Could you show each line of the records that contains the word "JSON"?

Top of Data records

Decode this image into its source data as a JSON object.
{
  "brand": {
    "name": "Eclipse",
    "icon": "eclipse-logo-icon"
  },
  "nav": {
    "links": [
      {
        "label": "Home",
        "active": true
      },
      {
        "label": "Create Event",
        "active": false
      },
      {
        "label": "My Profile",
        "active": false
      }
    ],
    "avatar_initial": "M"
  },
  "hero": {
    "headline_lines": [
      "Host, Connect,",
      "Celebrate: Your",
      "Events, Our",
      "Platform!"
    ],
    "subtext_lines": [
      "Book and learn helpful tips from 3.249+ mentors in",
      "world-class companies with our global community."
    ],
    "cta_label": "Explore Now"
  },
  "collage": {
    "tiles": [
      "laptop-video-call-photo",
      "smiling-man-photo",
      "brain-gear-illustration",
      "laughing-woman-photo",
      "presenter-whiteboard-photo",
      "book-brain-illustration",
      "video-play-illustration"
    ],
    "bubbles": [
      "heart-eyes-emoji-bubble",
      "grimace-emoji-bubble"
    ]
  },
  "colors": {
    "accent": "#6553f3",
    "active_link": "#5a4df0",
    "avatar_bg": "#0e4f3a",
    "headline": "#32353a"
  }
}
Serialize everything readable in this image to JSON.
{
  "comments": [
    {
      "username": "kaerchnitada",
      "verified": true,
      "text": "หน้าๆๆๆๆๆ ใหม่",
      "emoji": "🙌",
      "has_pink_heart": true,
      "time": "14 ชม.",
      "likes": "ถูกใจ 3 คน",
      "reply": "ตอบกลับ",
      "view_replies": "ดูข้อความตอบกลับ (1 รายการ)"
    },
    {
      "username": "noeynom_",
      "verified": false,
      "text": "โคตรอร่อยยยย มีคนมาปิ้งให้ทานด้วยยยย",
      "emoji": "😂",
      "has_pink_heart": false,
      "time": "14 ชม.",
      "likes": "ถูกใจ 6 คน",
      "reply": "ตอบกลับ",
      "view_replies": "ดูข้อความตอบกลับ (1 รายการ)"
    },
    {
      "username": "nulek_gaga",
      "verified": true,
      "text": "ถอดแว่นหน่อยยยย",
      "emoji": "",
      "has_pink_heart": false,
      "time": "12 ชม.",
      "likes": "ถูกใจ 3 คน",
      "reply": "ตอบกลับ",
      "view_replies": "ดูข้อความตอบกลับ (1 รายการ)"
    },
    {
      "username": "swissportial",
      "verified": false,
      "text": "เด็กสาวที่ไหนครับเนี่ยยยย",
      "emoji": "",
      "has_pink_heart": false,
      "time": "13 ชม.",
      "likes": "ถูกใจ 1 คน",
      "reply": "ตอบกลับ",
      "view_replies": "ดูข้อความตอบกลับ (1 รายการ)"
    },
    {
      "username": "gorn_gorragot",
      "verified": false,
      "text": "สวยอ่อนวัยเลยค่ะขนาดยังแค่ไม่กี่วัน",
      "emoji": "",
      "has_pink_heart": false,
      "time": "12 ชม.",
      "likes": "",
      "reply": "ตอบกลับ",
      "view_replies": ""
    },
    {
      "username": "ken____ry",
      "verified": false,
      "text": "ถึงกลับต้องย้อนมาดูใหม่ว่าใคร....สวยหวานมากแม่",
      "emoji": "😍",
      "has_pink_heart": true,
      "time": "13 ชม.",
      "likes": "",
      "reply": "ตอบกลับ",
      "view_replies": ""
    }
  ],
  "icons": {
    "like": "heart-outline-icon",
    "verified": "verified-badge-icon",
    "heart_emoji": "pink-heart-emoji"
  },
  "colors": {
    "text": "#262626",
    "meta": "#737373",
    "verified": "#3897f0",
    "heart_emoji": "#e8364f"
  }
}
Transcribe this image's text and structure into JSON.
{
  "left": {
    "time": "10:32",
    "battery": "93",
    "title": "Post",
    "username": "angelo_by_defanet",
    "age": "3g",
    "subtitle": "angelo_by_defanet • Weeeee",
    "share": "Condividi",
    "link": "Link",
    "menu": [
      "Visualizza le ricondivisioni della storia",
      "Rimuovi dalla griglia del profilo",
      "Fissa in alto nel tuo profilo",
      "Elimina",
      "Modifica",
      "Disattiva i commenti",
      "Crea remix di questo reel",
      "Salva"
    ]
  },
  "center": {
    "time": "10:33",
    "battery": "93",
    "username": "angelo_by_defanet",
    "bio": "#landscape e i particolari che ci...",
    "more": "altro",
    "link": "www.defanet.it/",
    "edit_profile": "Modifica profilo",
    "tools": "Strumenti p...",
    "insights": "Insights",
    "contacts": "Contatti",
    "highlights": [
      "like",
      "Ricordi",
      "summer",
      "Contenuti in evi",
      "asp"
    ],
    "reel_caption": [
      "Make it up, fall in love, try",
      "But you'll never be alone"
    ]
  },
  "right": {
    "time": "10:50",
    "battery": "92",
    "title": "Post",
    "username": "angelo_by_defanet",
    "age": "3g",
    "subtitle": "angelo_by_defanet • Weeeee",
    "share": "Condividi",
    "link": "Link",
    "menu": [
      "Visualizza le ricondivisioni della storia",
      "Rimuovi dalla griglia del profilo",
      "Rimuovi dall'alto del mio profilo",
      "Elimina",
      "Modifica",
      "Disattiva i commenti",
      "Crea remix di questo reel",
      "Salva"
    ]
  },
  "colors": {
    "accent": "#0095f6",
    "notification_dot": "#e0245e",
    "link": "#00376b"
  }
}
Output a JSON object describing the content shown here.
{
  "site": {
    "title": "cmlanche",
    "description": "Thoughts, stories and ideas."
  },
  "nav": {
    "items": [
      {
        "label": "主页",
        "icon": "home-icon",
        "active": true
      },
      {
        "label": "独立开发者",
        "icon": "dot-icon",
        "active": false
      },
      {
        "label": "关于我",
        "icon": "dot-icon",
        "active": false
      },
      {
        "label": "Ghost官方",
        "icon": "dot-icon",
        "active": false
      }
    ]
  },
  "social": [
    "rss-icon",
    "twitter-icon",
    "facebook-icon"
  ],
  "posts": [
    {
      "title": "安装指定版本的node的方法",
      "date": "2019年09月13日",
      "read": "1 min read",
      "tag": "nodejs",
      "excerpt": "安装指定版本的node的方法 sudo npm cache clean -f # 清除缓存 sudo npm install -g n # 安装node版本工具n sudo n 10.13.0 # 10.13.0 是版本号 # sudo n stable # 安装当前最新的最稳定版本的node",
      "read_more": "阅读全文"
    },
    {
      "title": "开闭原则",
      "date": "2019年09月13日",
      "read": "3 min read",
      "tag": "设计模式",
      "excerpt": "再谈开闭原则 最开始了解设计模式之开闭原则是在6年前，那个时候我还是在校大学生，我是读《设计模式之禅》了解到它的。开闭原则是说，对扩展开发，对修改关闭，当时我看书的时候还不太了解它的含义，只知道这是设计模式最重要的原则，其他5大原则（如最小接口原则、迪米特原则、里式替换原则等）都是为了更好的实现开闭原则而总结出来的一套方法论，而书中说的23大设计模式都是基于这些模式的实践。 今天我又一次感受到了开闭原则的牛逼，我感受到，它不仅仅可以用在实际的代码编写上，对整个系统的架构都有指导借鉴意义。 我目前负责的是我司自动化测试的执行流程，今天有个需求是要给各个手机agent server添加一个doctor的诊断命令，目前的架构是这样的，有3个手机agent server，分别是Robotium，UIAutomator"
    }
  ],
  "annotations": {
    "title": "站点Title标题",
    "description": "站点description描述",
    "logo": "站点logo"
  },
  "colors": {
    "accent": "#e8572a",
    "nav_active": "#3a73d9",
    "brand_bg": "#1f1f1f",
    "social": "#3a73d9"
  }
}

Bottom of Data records

Completed exercise
Decode this image into its source data as a JSON object.
Serialize everything readable in this image to JSON.
Transcribe this image's text and structure into JSON.
Output a JSON object describing the content shown here.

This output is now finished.